    "We recognize that hazing is a persistent social scourge that has proven time and time again to be difficult to eradicate and too dangerous to tolerate," the statement said. "Alpha Phi Alpha does not condone hazing! Alpha Phi Alpha has embraced programs, which provide leadership tools to recognize, prevent and address hazing."

    The statement concluded with declarations in capital letters: "We cannot say this enough: HAZING IS DANGEROUS and ILLEGAL and must STOP! Alpha Phi Alpha has no place in its membership for the violence and brutality that accompanies hazing. HAZING IS ILLEGAL!"

    The historically black fraternity dates back to 1906, when it was founded at Cornell University in Ithaca, New York. According to its website, Alpha Phi Alpha "has a zero tolerance level in regards to hazing/pledging and strongly prohibits these illegal activities in any form."

    The alleged hazing incident happened off campus, according to Machen's e-mail to students, obtained by CNN.

    "As that investigation proceeds, I want to reinforce the university's prohibition against all forms of hazing -- and ask each of you to help us guard against this dangerous and destructive behavior," Machen wrote. "Hazing is specifically prohibited by UF regulations, and it is also classified as a crime in Florida. We cannot tolerate hazing on our campus or in our university community, and anyone found responsible will face the gravest possible consequences, including expulsion and criminal penalties."

    Machen did not provide any specifics about the incident, and he urged anyone who has experienced or witnessed any hazing incidents to contact campus police.

    Kratzer said there had been no previous reports of hazing incidents involving the fraternity. The Florida chapter has only a small organization at the university and no house, he said.

    An e-mail from the university's Office of Sorority and Fraternity Affairs sent to the university's fraternity and sorority members said Alpha Phi Alpha would be placed "on interim suspension pending the outcome of a formal hearing."

    "Alpha Phi Alpha has been a strong member of the Florida Greek Community for many years," the e-mail stated. "While we are all disappointed to learn of such allegations, we all need to respectfully allow our Greek Conduct process to take place before making decisions or speculations of the fraternity's responsibility in this matter. We will share information with the community as and when that is appropriate."

    The incident comes less than a month after four students at Florida A&M University were arrested after the hazing-related death of the school's drum major in November. Robert Champion's death prompted FAMU's board of trustees to approve a three-part plan to tackle the issue of hazing on campus, including an independent investigation panel.

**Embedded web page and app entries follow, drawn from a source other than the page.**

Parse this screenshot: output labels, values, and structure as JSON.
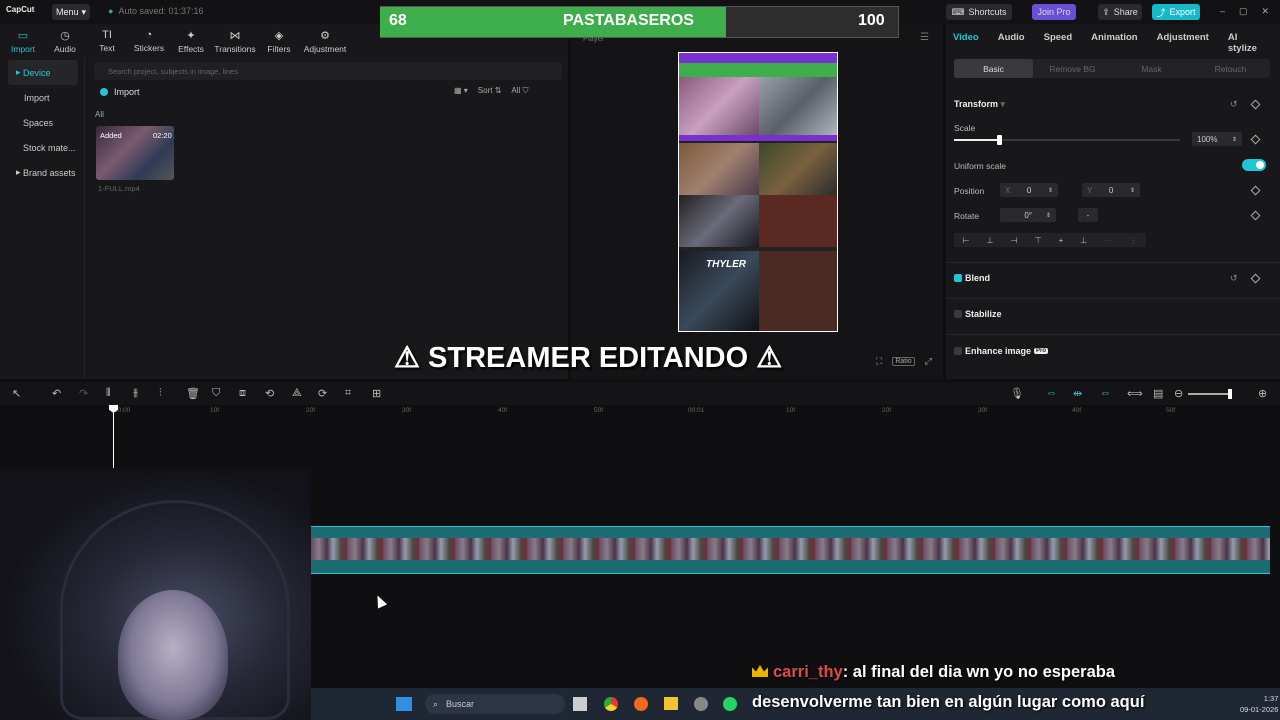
{
  "app": {
    "logo": "CapCut",
    "menu_label": "Menu",
    "autosave": "Auto saved: 01:37:16",
    "shortcuts_label": "Shortcuts",
    "join_pro_label": "Join Pro",
    "share_label": "Share",
    "export_label": "Export"
  },
  "scoreboard": {
    "left_score": "68",
    "title": "PASTABASEROS",
    "right_score": "100",
    "fill_fraction": 0.67
  },
  "left_tabs": [
    {
      "label": "Import",
      "icon": "import-icon"
    },
    {
      "label": "Audio",
      "icon": "audio-icon"
    },
    {
      "label": "Text",
      "icon": "text-icon"
    },
    {
      "label": "Stickers",
      "icon": "stickers-icon"
    },
    {
      "label": "Effects",
      "icon": "effects-icon"
    },
    {
      "label": "Transitions",
      "icon": "transitions-icon"
    },
    {
      "label": "Filters",
      "icon": "filters-icon"
    },
    {
      "label": "Adjustment",
      "icon": "adjustment-icon"
    }
  ],
  "side_nav": [
    "Device",
    "Import",
    "Spaces",
    "Stock mate...",
    "Brand assets"
  ],
  "media": {
    "search_placeholder": "Search project, subjects in image, lines",
    "import_label": "Import",
    "sort_label": "Sort",
    "filter_label": "All",
    "all_label": "All",
    "clip_added": "Added",
    "clip_duration": "02:20",
    "clip_name": "1-FULL.mp4"
  },
  "player": {
    "label": "Player",
    "ratio_label": "Ratio",
    "thyler_label": "THYLER"
  },
  "overlay_banner": "⚠ STREAMER EDITANDO ⚠",
  "right_panel": {
    "tabs": [
      "Video",
      "Audio",
      "Speed",
      "Animation",
      "Adjustment",
      "AI stylize"
    ],
    "sub_tabs": [
      "Basic",
      "Remove BG",
      "Mask",
      "Retouch"
    ],
    "transform_title": "Transform",
    "scale_label": "Scale",
    "scale_value": "100%",
    "scale_slider_fraction": 0.2,
    "uniform_scale_label": "Uniform scale",
    "position_label": "Position",
    "pos_x_label": "X",
    "pos_x_value": "0",
    "pos_y_label": "Y",
    "pos_y_value": "0",
    "rotate_label": "Rotate",
    "rotate_value": "0°",
    "blend_label": "Blend",
    "stabilize_label": "Stabilize",
    "enhance_label": "Enhance image",
    "enhance_badge": "Pro"
  },
  "timeline": {
    "ruler_ticks": [
      "00:00",
      "10f",
      "20f",
      "30f",
      "40f",
      "50f",
      "00:01",
      "10f",
      "20f",
      "30f",
      "40f",
      "50f"
    ]
  },
  "chat": {
    "user": "carri_thy",
    "line1": ": al final del dia wn yo no esperaba",
    "line2": "desenvolverme tan bien en algún lugar como aquí"
  },
  "taskbar": {
    "search_label": "Buscar",
    "time": "1:37",
    "date": "09-01-2026"
  },
  "colors": {
    "accent": "#29c4d3",
    "score_green": "#3eae4c",
    "chat_user": "#e04a4a"
  }
}
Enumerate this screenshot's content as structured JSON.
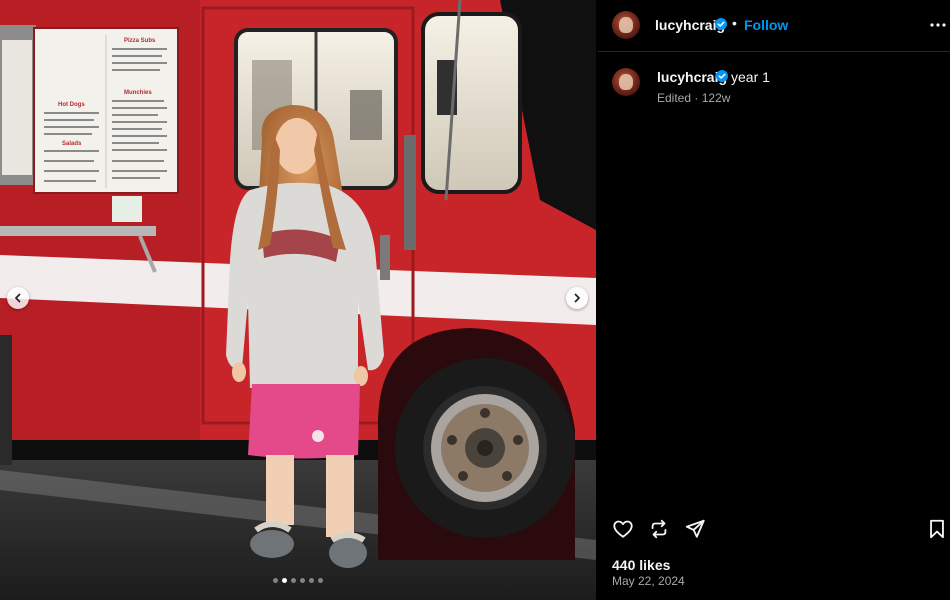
{
  "post": {
    "username": "lucyhcraig",
    "follow_label": "Follow",
    "separator": "•",
    "caption": "year 1",
    "edited_label": "Edited",
    "age": "122w",
    "likes": "440 likes",
    "date": "May 22, 2024"
  },
  "media": {
    "alt": "Photo of a person standing in front of a red food truck at night",
    "menu_sections": [
      "Pizza Subs",
      "Hot Dogs",
      "Salads",
      "Munchies"
    ],
    "slide_count": 6,
    "active_slide": 2
  },
  "icons": {
    "verified": "verified-badge-icon",
    "more": "more-options-icon",
    "like": "heart-icon",
    "comment": "comment-icon",
    "share": "share-icon",
    "save": "bookmark-icon",
    "prev": "chevron-left-icon",
    "next": "chevron-right-icon"
  },
  "colors": {
    "accent": "#0095f6",
    "background": "#000000",
    "truck_red": "#c8252a",
    "muted_text": "#a8a8a8"
  }
}
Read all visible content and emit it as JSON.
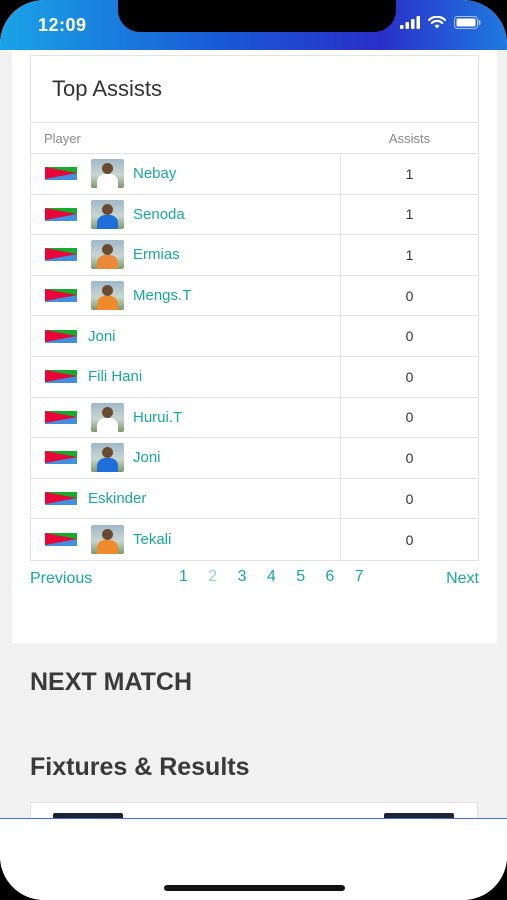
{
  "status_bar": {
    "time": "12:09"
  },
  "assists_card": {
    "title": "Top Assists",
    "columns": {
      "player": "Player",
      "assists": "Assists"
    },
    "rows": [
      {
        "name": "Nebay",
        "assists": "1",
        "has_photo": true,
        "kit_color": "#ffffff"
      },
      {
        "name": "Senoda",
        "assists": "1",
        "has_photo": true,
        "kit_color": "#1e6fd9"
      },
      {
        "name": "Ermias",
        "assists": "1",
        "has_photo": true,
        "kit_color": "#e88a3a"
      },
      {
        "name": "Mengs.T",
        "assists": "0",
        "has_photo": true,
        "kit_color": "#f08b2c"
      },
      {
        "name": "Joni",
        "assists": "0",
        "has_photo": false
      },
      {
        "name": "Fili Hani",
        "assists": "0",
        "has_photo": false
      },
      {
        "name": "Hurui.T",
        "assists": "0",
        "has_photo": true,
        "kit_color": "#ffffff"
      },
      {
        "name": "Joni",
        "assists": "0",
        "has_photo": true,
        "kit_color": "#1e6fd9"
      },
      {
        "name": "Eskinder",
        "assists": "0",
        "has_photo": false
      },
      {
        "name": "Tekali",
        "assists": "0",
        "has_photo": true,
        "kit_color": "#f08b2c"
      }
    ]
  },
  "pagination": {
    "previous": "Previous",
    "next": "Next",
    "pages": [
      "1",
      "2",
      "3",
      "4",
      "5",
      "6",
      "7"
    ],
    "current": "2"
  },
  "sections": {
    "next_match": "NEXT MATCH",
    "fixtures": "Fixtures & Results"
  },
  "colors": {
    "accent": "#19a89b",
    "status_gradient_start": "#1aa3e6",
    "status_gradient_end": "#2a2fc9"
  }
}
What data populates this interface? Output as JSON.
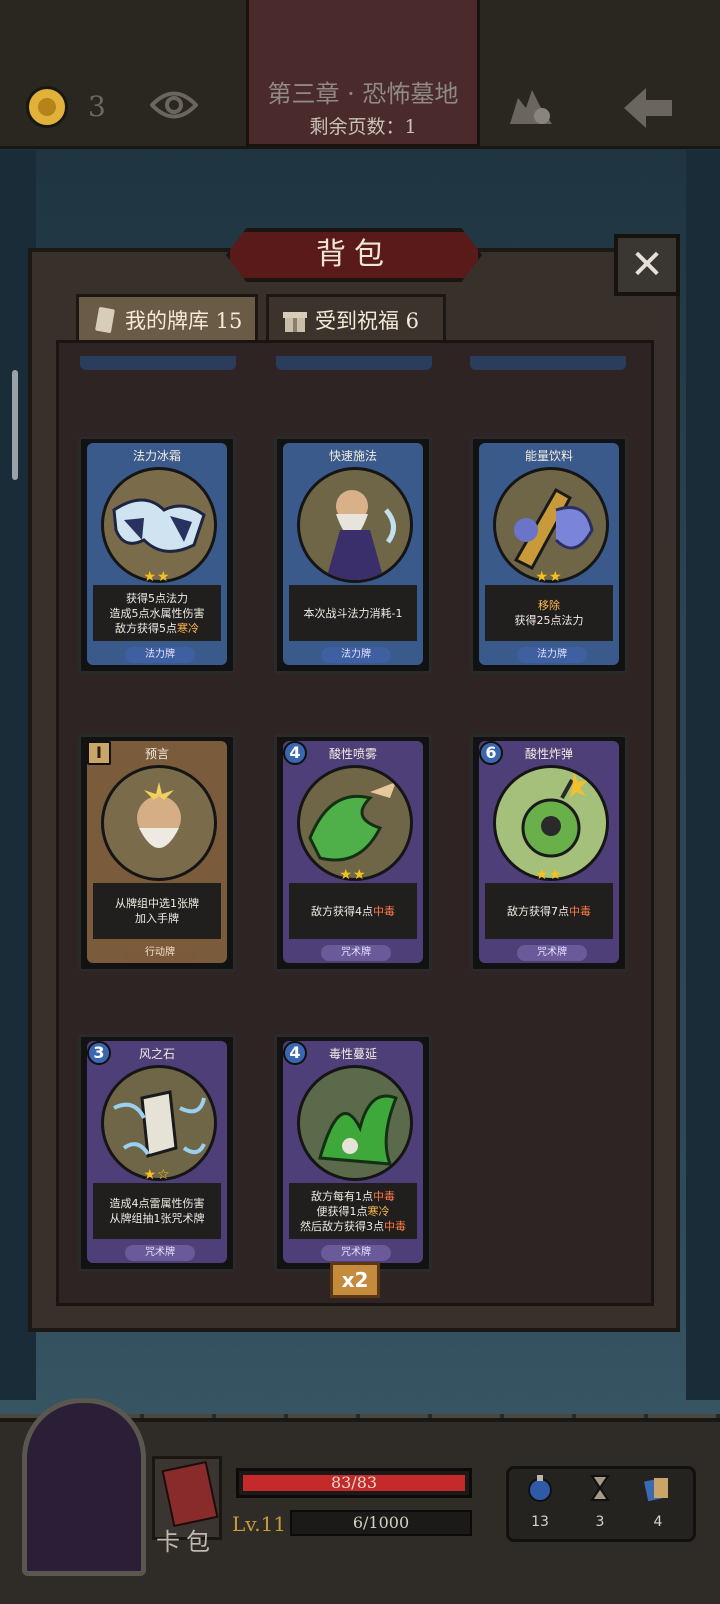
{
  "topbar": {
    "coins": "3",
    "chapter_title": "第三章 · 恐怖墓地",
    "pages_left": "剩余页数：1"
  },
  "panel": {
    "title": "背包",
    "close_label": "✕",
    "tabs": [
      {
        "label": "我的牌库 15"
      },
      {
        "label": "受到祝福 6"
      }
    ]
  },
  "cards": [
    {
      "name": "法力冰霜",
      "lines": [
        "获得5点法力",
        "造成5点水属性伤害",
        "敌方获得5点"
      ],
      "highlight": "寒冷",
      "type": "法力牌",
      "stars": "★★"
    },
    {
      "name": "快速施法",
      "lines": [
        "本次战斗法力消耗-1"
      ],
      "type": "法力牌"
    },
    {
      "name": "能量饮料",
      "lines_hl": "移除",
      "lines": [
        "获得25点法力"
      ],
      "type": "法力牌",
      "stars": "★★"
    },
    {
      "name": "预言",
      "cost": "I",
      "lines": [
        "从牌组中选1张牌",
        "加入手牌"
      ],
      "type": "行动牌"
    },
    {
      "name": "酸性喷雾",
      "cost": "4",
      "lines": [
        "敌方获得4点"
      ],
      "highlight": "中毒",
      "type": "咒术牌",
      "stars": "★★"
    },
    {
      "name": "酸性炸弹",
      "cost": "6",
      "lines": [
        "敌方获得7点"
      ],
      "highlight": "中毒",
      "type": "咒术牌",
      "stars": "★★"
    },
    {
      "name": "风之石",
      "cost": "3",
      "lines": [
        "造成4点雷属性伤害",
        "从牌组抽1张咒术牌"
      ],
      "type": "咒术牌",
      "stars": "★☆"
    },
    {
      "name": "毒性蔓延",
      "cost": "4",
      "lines": [
        "敌方每有1点",
        "便获得1点",
        "然后敌方获得3点"
      ],
      "hl1": "中毒",
      "hl2": "寒冷",
      "hl3": "中毒",
      "type": "咒术牌",
      "copies": "x2"
    }
  ],
  "bottombar": {
    "deck_label": "卡包",
    "hp": "83/83",
    "hp_fraction": 1.0,
    "level": "Lv.11",
    "xp": "6/1000",
    "resources": [
      {
        "icon": "potion-icon",
        "value": "13"
      },
      {
        "icon": "hourglass-icon",
        "value": "3"
      },
      {
        "icon": "cards-icon",
        "value": "4"
      }
    ]
  },
  "colors": {
    "accent_gold": "#f4c21f",
    "keyword_highlight": "#ffb84a",
    "hp_red": "#c42a2a"
  }
}
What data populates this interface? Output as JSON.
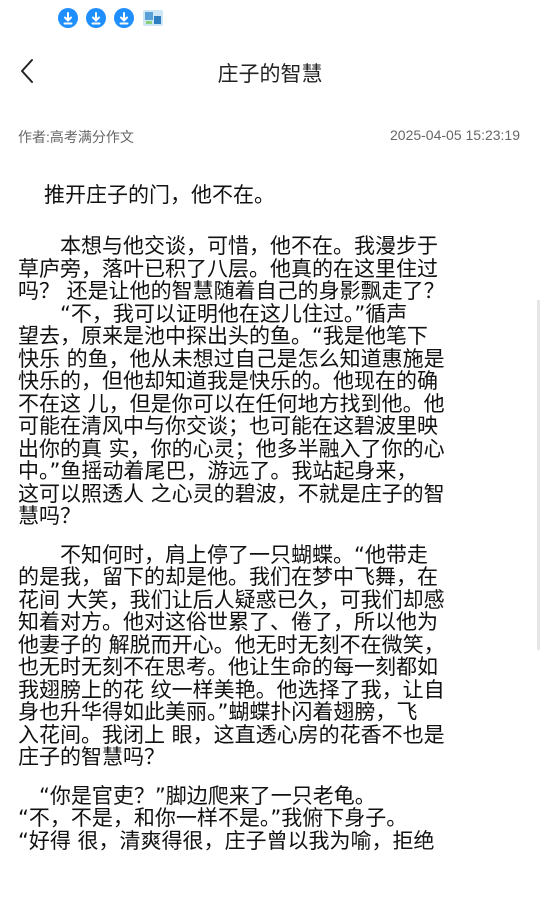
{
  "status": {
    "icons": [
      "download-icon",
      "download-icon",
      "download-icon",
      "app-thumbnail-icon"
    ],
    "accent": "#1f8fff"
  },
  "nav": {
    "back_icon": "chevron-left-icon",
    "title": "庄子的智慧"
  },
  "meta": {
    "author": "作者:高考满分作文",
    "date": "2025-04-05 15:23:19"
  },
  "article": {
    "lead": "推开庄子的门，他不在。",
    "paragraphs": [
      [
        "　　本想与他交谈，可惜，他不在。我漫步于",
        "草庐旁，落叶已积了八层。他真的在这里住过",
        "吗？ 还是让他的智慧随着自己的身影飘走了？",
        "　　“不，我可以证明他在这儿住过。”循声",
        "望去，原来是池中探出头的鱼。“我是他笔下",
        "快乐 的鱼，他从未想过自己是怎么知道惠施是",
        "快乐的，但他却知道我是快乐的。他现在的确",
        "不在这 儿，但是你可以在任何地方找到他。他",
        "可能在清风中与你交谈；也可能在这碧波里映",
        "出你的真 实，你的心灵；他多半融入了你的心",
        "中。”鱼摇动着尾巴，游远了。我站起身来，",
        "这可以照透人 之心灵的碧波，不就是庄子的智",
        "慧吗？"
      ],
      [
        "　　不知何时，肩上停了一只蝴蝶。“他带走",
        "的是我，留下的却是他。我们在梦中飞舞，在",
        "花间 大笑，我们让后人疑惑已久，可我们却感",
        "知着对方。他对这俗世累了、倦了，所以他为",
        "他妻子的 解脱而开心。他无时无刻不在微笑，",
        "也无时无刻不在思考。他让生命的每一刻都如",
        "我翅膀上的花 纹一样美艳。他选择了我，让自",
        "身也升华得如此美丽。”蝴蝶扑闪着翅膀，飞",
        "入花间。我闭上 眼，这直透心房的花香不也是",
        "庄子的智慧吗？"
      ],
      [
        "　“你是官吏？”脚边爬来了一只老龟。",
        "“不，不是，和你一样不是。”我俯下身子。",
        "“好得 很，清爽得很，庄子曾以我为喻，拒绝"
      ]
    ]
  }
}
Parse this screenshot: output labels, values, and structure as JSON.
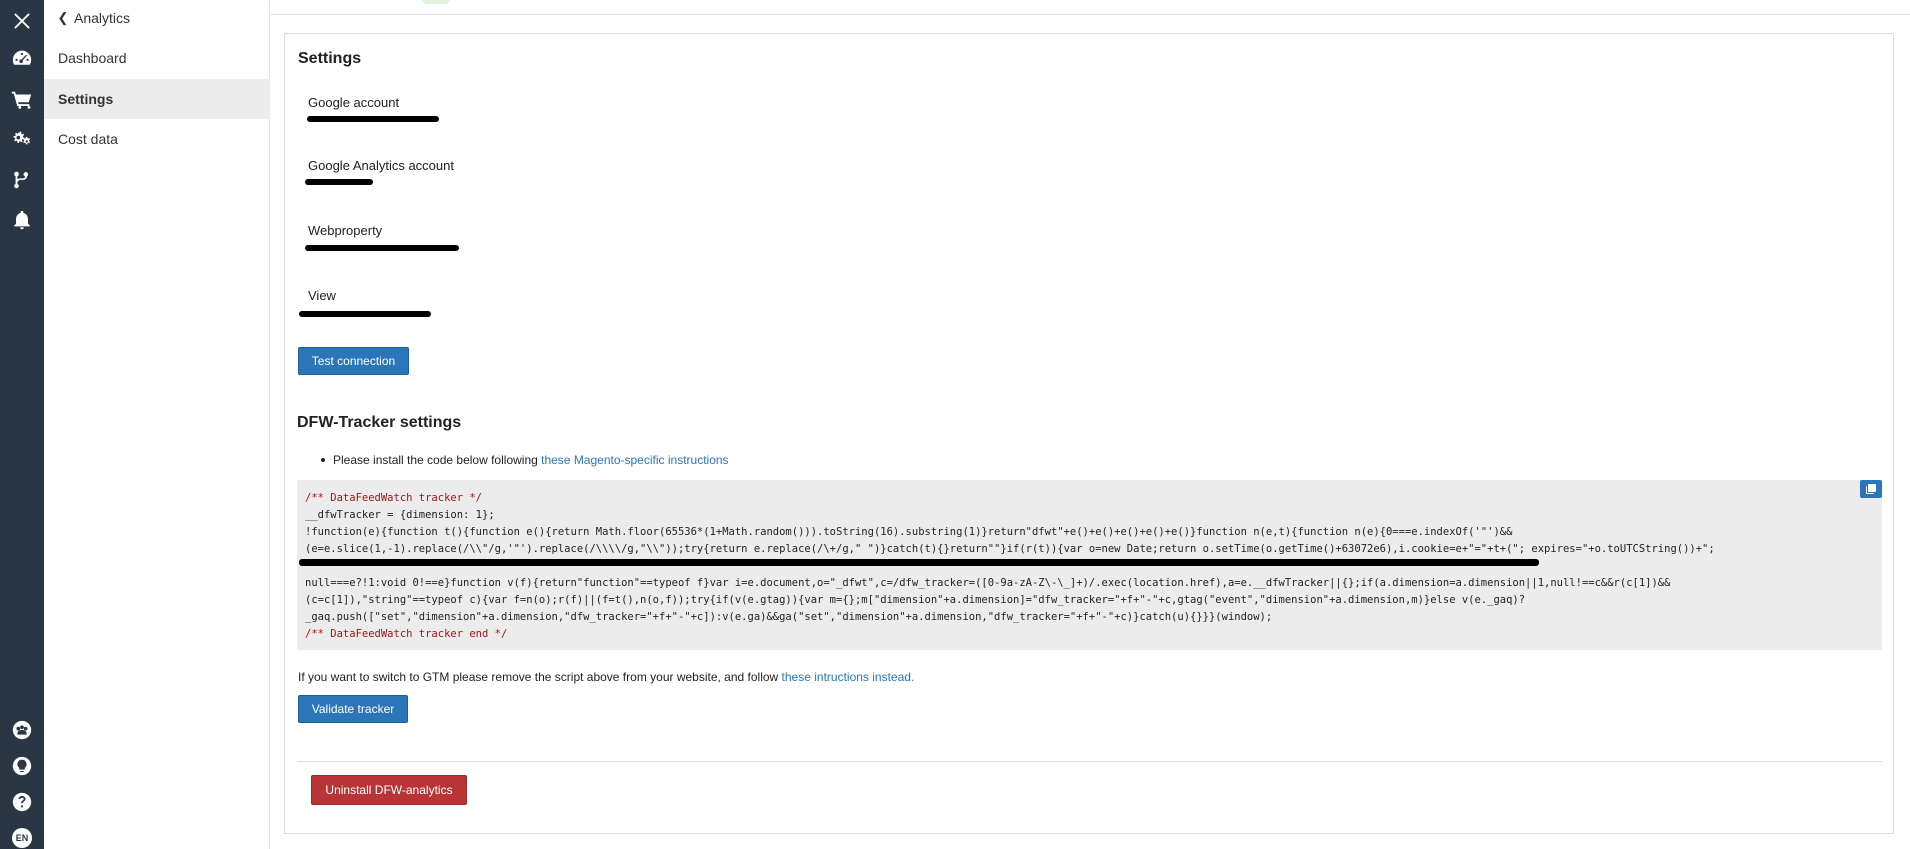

FAMU is located in Tallahassee.

    The FAMU incident prompted Florida Gov. Rick Scott to order all state universities to examine their hazing and harassment policies in December. Scott also asked all university presidents to remind their students, faculty and staff "how detrimental hazing can be."

    Kratzer said University of Florida authorities have worked for some time to eliminate hazing, and there has been a "heightened concern" since the death at FAMU.

    "I would like to stress this is not the norm for us, and we want to educate all our students that the world has changed -- don't allow anyone to do this to you," he said.

    However, students at the university said hazing still occurs at fraternities and sororities.

    "You know fraternities are still going to do this. It's part of their culture, its imbedded in what they do in their initiation process and it's still wrong," said sophomore Jenny Rivero. "You can't escape it."

    Cece Benitez, also a sophomore, said hazing has become a cyclical activity.

    "I know a lot of fraternity brothers who would say that why they do it is because it was done to them," Benitez said. "And people who get hazed, for now (it) kind of sucks, but they are going to do it to the ones that come in later on, and I feel that should not be part of the initiation process for becoming a brother or sister."